3/11/2011

New Features of JSF 2.0 - Part 2

One thing that was annoying for me since I started working with JSF / ICEFaces was that it is really hard to write reusable components. Especially for firms writing a lot of ICEFaces portlets or applications such a mechanism would save a lot of money.


But, thanks to JSF 2.0, those reusable components will be possible.


JSF 2.0 : Custom Components - Part 1


Custom Components allow you to create truly reusable components in JSF. Those components are that reusable that they will work with any kind of bean you put into them. This means that you can use your components in different projects with different beans.


How to create your first "Hello World" Custom Component


First decide for a namespace. In our case we will use "helloWorld". In this namespace we will create our first component : the testComponent. Create an empty xhtml file. Because all custom components are placed in the standard JSF 2.0 resources folder, we will now have the following structure:

\resources\helloWorld\testComponent.xhtml

We will now create the content for our component. The first component we create will do nothing but to print out "Hello World":


<!DOCTYPE html PUBLIC "-//W3C//DTD XHTML 1.0 Transitional//EN"
   "http://www.w3.org/TR/xhtml1/DTD/xhtml1-transitional.dtd">
   <html xmlns="http://www.w3.org/1999/xhtml"
         xmlns:h="http://java.sun.com/jsf/html"
         xmlns:composite="http://java.sun.com/jsf/composite">
   <h:head>
<title>Hello World</title>
   </h:head>


   <h:body>
   <composite:interface>
   </composite:interface>


   <composite:implementation>
   <h1>Hello World</h1>
   </composite:implementation>


   </h:body>
   </html>


The component is created, now we will use it. Create a file called "index.xhtml" and configure it to use our first component.
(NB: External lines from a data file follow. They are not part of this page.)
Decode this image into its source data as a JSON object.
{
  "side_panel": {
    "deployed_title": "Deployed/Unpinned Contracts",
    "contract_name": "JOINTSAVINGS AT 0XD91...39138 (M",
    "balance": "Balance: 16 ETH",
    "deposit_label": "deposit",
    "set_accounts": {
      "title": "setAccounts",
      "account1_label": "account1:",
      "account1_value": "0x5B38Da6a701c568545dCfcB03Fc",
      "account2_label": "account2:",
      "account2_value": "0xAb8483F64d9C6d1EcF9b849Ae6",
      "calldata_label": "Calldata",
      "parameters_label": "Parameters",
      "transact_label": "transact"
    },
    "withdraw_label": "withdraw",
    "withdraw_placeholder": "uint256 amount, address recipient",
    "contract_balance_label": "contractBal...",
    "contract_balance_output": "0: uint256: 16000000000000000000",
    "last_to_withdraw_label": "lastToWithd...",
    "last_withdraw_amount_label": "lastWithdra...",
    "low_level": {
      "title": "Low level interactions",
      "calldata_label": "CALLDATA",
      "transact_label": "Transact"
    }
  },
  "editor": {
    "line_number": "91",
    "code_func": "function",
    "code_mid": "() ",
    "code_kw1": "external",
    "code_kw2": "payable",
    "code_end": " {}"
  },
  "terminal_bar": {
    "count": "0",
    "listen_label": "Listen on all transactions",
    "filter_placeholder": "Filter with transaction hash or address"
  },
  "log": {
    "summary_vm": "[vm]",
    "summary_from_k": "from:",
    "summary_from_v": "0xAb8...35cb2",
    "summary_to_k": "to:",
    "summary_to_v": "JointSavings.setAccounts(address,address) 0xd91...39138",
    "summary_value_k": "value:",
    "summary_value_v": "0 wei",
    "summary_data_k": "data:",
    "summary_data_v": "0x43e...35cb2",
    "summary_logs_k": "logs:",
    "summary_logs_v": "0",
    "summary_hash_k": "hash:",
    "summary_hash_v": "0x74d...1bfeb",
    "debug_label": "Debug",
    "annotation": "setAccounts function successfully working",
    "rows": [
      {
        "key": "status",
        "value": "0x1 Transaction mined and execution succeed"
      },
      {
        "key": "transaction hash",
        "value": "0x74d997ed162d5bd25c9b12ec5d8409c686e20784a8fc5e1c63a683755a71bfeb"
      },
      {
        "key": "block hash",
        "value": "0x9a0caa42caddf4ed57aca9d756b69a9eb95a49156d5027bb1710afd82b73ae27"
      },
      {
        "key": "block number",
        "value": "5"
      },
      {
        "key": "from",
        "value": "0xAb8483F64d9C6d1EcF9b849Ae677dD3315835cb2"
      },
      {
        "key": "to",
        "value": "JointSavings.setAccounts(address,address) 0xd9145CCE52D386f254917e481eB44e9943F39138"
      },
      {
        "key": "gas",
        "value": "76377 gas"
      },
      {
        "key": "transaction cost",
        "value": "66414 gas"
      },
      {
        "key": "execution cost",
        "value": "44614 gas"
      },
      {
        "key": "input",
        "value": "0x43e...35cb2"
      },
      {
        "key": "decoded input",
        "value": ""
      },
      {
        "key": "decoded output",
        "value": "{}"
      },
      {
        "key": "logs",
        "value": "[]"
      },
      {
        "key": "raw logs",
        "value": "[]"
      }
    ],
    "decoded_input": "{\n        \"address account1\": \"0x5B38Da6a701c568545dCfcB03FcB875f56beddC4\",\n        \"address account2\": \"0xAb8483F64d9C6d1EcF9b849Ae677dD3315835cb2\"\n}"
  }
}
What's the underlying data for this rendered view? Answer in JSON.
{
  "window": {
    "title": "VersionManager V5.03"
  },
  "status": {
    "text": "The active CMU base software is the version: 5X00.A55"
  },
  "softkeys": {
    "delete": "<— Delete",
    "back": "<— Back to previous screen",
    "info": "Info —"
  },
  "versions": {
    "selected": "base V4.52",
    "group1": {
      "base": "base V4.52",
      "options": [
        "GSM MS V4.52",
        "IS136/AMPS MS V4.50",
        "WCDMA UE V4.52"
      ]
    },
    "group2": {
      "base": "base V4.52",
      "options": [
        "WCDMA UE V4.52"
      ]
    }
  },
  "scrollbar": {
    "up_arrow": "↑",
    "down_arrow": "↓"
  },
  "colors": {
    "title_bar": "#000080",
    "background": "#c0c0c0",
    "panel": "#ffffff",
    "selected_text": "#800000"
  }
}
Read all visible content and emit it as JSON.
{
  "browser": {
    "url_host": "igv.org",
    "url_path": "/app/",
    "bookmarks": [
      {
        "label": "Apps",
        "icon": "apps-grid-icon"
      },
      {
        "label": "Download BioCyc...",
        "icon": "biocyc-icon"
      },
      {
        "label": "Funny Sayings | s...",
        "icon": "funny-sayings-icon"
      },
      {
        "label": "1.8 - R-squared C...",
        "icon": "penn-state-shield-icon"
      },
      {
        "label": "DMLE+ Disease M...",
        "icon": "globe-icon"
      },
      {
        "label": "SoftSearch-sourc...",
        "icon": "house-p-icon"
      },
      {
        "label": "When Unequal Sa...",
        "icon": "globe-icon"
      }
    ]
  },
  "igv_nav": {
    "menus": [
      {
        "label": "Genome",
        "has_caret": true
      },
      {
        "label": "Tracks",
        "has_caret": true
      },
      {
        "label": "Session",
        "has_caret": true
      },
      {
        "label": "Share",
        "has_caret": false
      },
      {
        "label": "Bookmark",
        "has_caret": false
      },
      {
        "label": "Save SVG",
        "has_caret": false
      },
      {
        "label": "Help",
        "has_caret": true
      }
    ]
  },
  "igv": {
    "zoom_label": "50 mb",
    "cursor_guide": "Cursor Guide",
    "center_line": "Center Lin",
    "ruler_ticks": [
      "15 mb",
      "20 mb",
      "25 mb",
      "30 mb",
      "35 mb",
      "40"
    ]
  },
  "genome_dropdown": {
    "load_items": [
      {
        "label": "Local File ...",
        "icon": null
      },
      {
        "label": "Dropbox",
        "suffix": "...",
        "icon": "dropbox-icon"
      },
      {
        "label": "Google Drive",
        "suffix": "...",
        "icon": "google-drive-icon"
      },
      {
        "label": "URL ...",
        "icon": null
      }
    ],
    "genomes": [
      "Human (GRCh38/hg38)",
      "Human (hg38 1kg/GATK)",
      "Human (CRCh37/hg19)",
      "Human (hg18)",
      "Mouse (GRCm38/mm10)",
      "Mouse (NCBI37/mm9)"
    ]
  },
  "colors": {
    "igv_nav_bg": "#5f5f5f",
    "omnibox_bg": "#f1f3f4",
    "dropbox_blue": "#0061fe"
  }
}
Therefore you import the namespace we just created, prefixed by "http://java.sun.com/jsf/composite/":


<!DOCTYPE html PUBLIC "-//W3C//DTD XHTML 1.0 Transitional//EN"
   "http://www.w3.org/TR/xhtml1/DTD/xhtml1-transitional.dtd">
   <html xmlns="http://www.w3.org/1999/xhtml"
         xmlns:h="http://java.sun.com/jsf/html"
 xmlns:f="http://java.sun.com/jsf/core"
         xmlns:ui="http://java.sun.com/jsf/facelets"
       xmlns:test="http://java.sun.com/jsf/composite/helloWorld">
   <h:head>
<title>Hello World Usage</title>
   </h:head>


   <h:body>
     <f:outputText value="I just wanted to say"/>  
     <test:testComponent/>
   </h:body>
</html>


You can use the component simply by adding this to your file: <test:testComponent/>.


The example we created above works, but of course is a little simple. It gets really interesting, when we start passing parameters into our component. This will be done in Part 3.



If you like this tutorial it would be very nice, if you could click on some of the google ads you see on the right side. It helps me run this block and motivates me ;)

If you have any questions, feel free to leave a comment.